TASK BRIEF. Determine how many lines below contain the word "value", then state only that figure.

[Source data]
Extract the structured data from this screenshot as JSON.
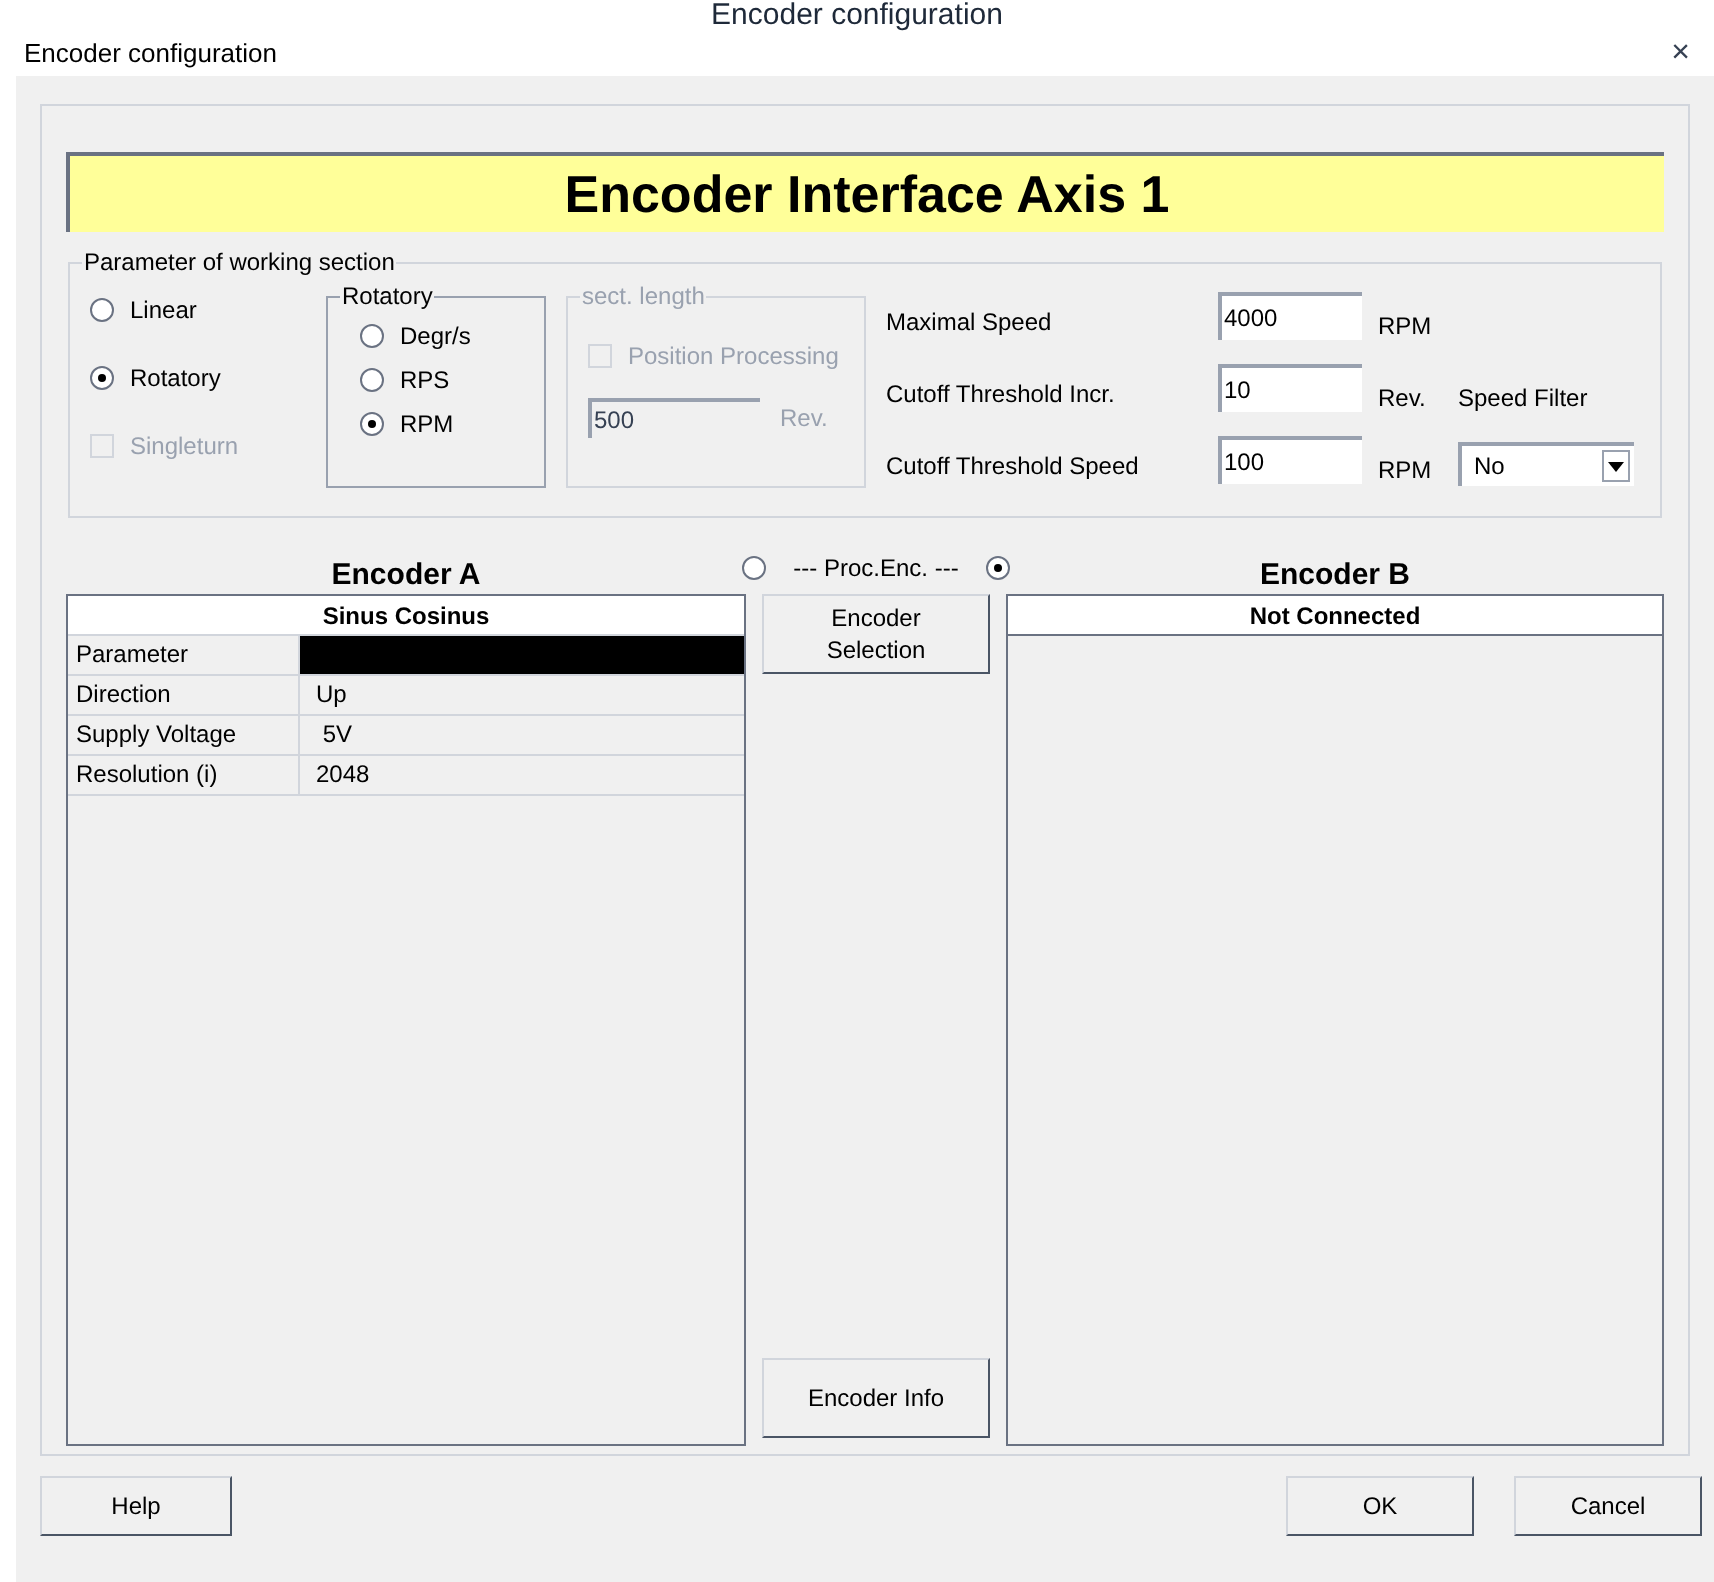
{
  "caption": "Encoder configuration",
  "window": {
    "title": "Encoder configuration",
    "close": "×"
  },
  "banner": "Encoder Interface Axis 1",
  "working_section": {
    "legend": "Parameter of working section",
    "mode": [
      {
        "label": "Linear",
        "selected": false
      },
      {
        "label": "Rotatory",
        "selected": true
      }
    ],
    "singleturn": {
      "label": "Singleturn",
      "checked": false,
      "disabled": true
    },
    "rotatory": {
      "legend": "Rotatory",
      "units": [
        {
          "label": "Degr/s",
          "selected": false
        },
        {
          "label": "RPS",
          "selected": false
        },
        {
          "label": "RPM",
          "selected": true
        }
      ]
    },
    "sect_length": {
      "legend": "sect. length",
      "disabled": true,
      "position_processing": {
        "label": "Position Processing",
        "checked": false
      },
      "value": "500",
      "unit": "Rev."
    },
    "params": [
      {
        "label": "Maximal Speed",
        "value": "4000",
        "unit": "RPM"
      },
      {
        "label": "Cutoff Threshold Incr.",
        "value": "10",
        "unit": "Rev."
      },
      {
        "label": "Cutoff Threshold Speed",
        "value": "100",
        "unit": "RPM"
      }
    ],
    "speed_filter": {
      "label": "Speed Filter",
      "value": "No"
    }
  },
  "proc_enc": {
    "label": "--- Proc.Enc. ---",
    "options": [
      {
        "selected": false
      },
      {
        "selected": true
      }
    ]
  },
  "encoder_a": {
    "title": "Encoder A",
    "header": "Sinus Cosinus",
    "rows": [
      {
        "name": "Parameter",
        "selected": true
      },
      {
        "name": "Direction",
        "value": "Up",
        "selected": false
      },
      {
        "name": "Supply Voltage",
        "value": " 5V",
        "selected": false
      },
      {
        "name": "Resolution (i)",
        "value": "2048",
        "selected": false
      }
    ]
  },
  "encoder_b": {
    "title": "Encoder B",
    "header": "Not Connected"
  },
  "middle_buttons": [
    "Encoder Selection",
    "Encoder Info"
  ],
  "footer": {
    "help": "Help",
    "ok": "OK",
    "cancel": "Cancel"
  }
}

SOLUTION FOR THIS EXERCISE. 8